In a recent courtroom drama, former President Donald Trump's attorney, Alina Habba, faced a challenging day in the appeals court during a hearing concerning Michael Cohen, Trump's former lawyer. The case, U.S. vs. Cohen, has garnered significant attention as it delves into allegations of misuse of power by the Trump administration against Cohen.
The spotlight of the case is on the allegations that the Bureau of Prisons, under the Trump administration, attempted to silence Cohen by offering him home confinement on the condition of refraining from speaking to the press or writing about Trump.
Cohen's refusal led to his re-imprisonment and solitary confinement, actions later deemed a violation of his First Amendment rights by a judge, leading to his release during the pandemic.
Cohen's Free Speech Battle
Cohen's legal team, led by Jon-Michael Dougherty, asserts that this case is crucial for upholding the right of Americans to freely express their opinions about the government without fear of incarceration.
The team contends that this is a clear example of Trump, with the complicity of Attorney General Bill Barr and prison officials, trying to use the penal system to stifle dissent. As Trump gears up for the 2024 presidential campaign, he has openly spoken about seeking revenge against his opponents and utilizing federal resources against the media.
Cohen's legal argument warns against the dangers of allowing a president to use the Justice Department and the prison system as tools against critics. Reports from The Washington Post indicate that Trump has privately expressed desires to have the Justice Department investigate former officials and allies who have criticized his presidency, including figures like John F.
Kelly, William P. Barr, and Gen. Mark A. Milley. These reports add weight to Cohen's argument against such targeted actions. The legal battle has taken a new turn with Cohen's lawyers emphasizing the ruling by the U.S. District Court for the Southern District of New York, which acknowledged that Cohen's rights were violated due to retaliation from the Trump administration.
The ongoing appeal seeks to establish a legal precedent against potential abuses of power by any future president. During the hearing, which lasted less than 30 minutes, Habba faced skepticism from the judges. A notable moment occurred when one judge held his head in his hands after Habba's response to a question about deterring presidential misconduct.
Habba's argument centered on the separation of powers and the role of judicial rulings as deterrents.
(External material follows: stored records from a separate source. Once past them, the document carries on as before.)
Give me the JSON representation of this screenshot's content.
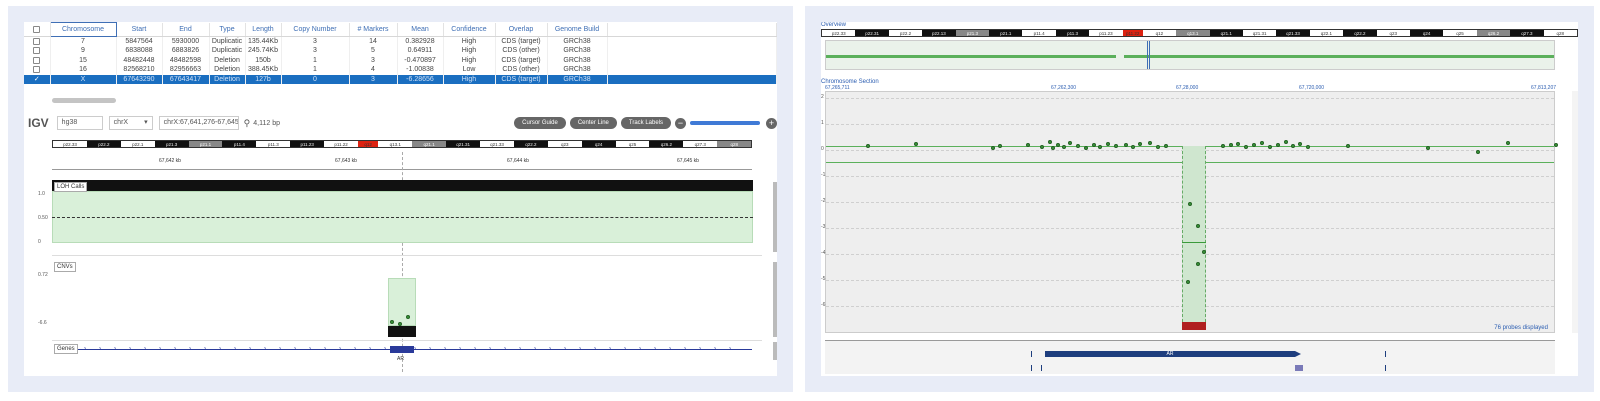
{
  "table": {
    "columns": [
      "Chromosome",
      "Start",
      "End",
      "Type",
      "Length",
      "Copy Number",
      "# Markers",
      "Mean",
      "Confidence",
      "Overlap",
      "Genome Build"
    ],
    "rows": [
      [
        "7",
        "5847564",
        "5930000",
        "Duplicatic",
        "135.44Kb",
        "3",
        "14",
        "0.382928",
        "High",
        "CDS (target)",
        "GRCh38"
      ],
      [
        "9",
        "6838088",
        "6883826",
        "Duplicatic",
        "245.74Kb",
        "3",
        "5",
        "0.64911",
        "High",
        "CDS (other)",
        "GRCh38"
      ],
      [
        "15",
        "48482448",
        "48482598",
        "Deletion",
        "150b",
        "1",
        "3",
        "-0.470897",
        "High",
        "CDS (target)",
        "GRCh38"
      ],
      [
        "16",
        "82568210",
        "82956663",
        "Deletion",
        "388.45Kb",
        "1",
        "4",
        "-1.00838",
        "Low",
        "CDS (other)",
        "GRCh38"
      ],
      [
        "X",
        "67643290",
        "67643417",
        "Deletion",
        "127b",
        "0",
        "3",
        "-6.28656",
        "High",
        "CDS (target)",
        "GRCh38"
      ]
    ],
    "selected_row": 4
  },
  "igv": {
    "logo": "IGV",
    "genome": "hg38",
    "chromosome": "chrX",
    "locus": "chrX:67,641,276-67,645,387",
    "width_label": "4,112 bp",
    "buttons": [
      "Cursor Guide",
      "Center Line",
      "Track Labels"
    ],
    "ruler": [
      "67,642 kb",
      "67,643 kb",
      "67,644 kb",
      "67,645 kb"
    ],
    "loh_label": "LOH Calls",
    "loh_axis": [
      "1.0",
      "0.50",
      "0"
    ],
    "cnv_label": "CNVs",
    "cnv_axis": [
      "0.72",
      "-6.6"
    ],
    "genes_label": "Genes",
    "gene_name": "AR",
    "bands": [
      "p22.33",
      "p22.2",
      "p22.1",
      "p21.3",
      "p21.1",
      "p11.4",
      "p11.3",
      "p11.23",
      "p11.22",
      "q12",
      "q13.1",
      "q21.1",
      "q21.31",
      "q21.33",
      "q22.2",
      "q23",
      "q24",
      "q25",
      "q26.2",
      "q27.3",
      "q28"
    ]
  },
  "right": {
    "overview_label": "Overview",
    "section_label": "Chromosome Section",
    "ticks": [
      "67,265,711",
      "67,262,300",
      "67,28,000",
      "67,720,000",
      "67,813,207"
    ],
    "y_ticks": [
      "2",
      "1",
      "0",
      "-1",
      "-2",
      "-3",
      "-4",
      "-5",
      "-6"
    ],
    "probes_label": "76 probes displayed",
    "gene_name": "AR",
    "bands": [
      "p22.33",
      "p22.31",
      "p22.2",
      "p22.13",
      "p21.3",
      "p21.1",
      "p11.4",
      "p11.3",
      "p11.23",
      "p11.22",
      "q12",
      "q13.1",
      "q21.1",
      "q21.31",
      "q21.33",
      "q22.1",
      "q22.2",
      "q23",
      "q24",
      "q25",
      "q26.2",
      "q27.3",
      "q28"
    ]
  }
}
The judges also referenced Blassingame v. Trump, a recent case that concluded a president does not have absolute immunity in civil cases.
Habba's unfamiliarity with the case and reliance on the Nixon v. Fitzgerald precedent, which dealt with different issues, seemed to weaken her position.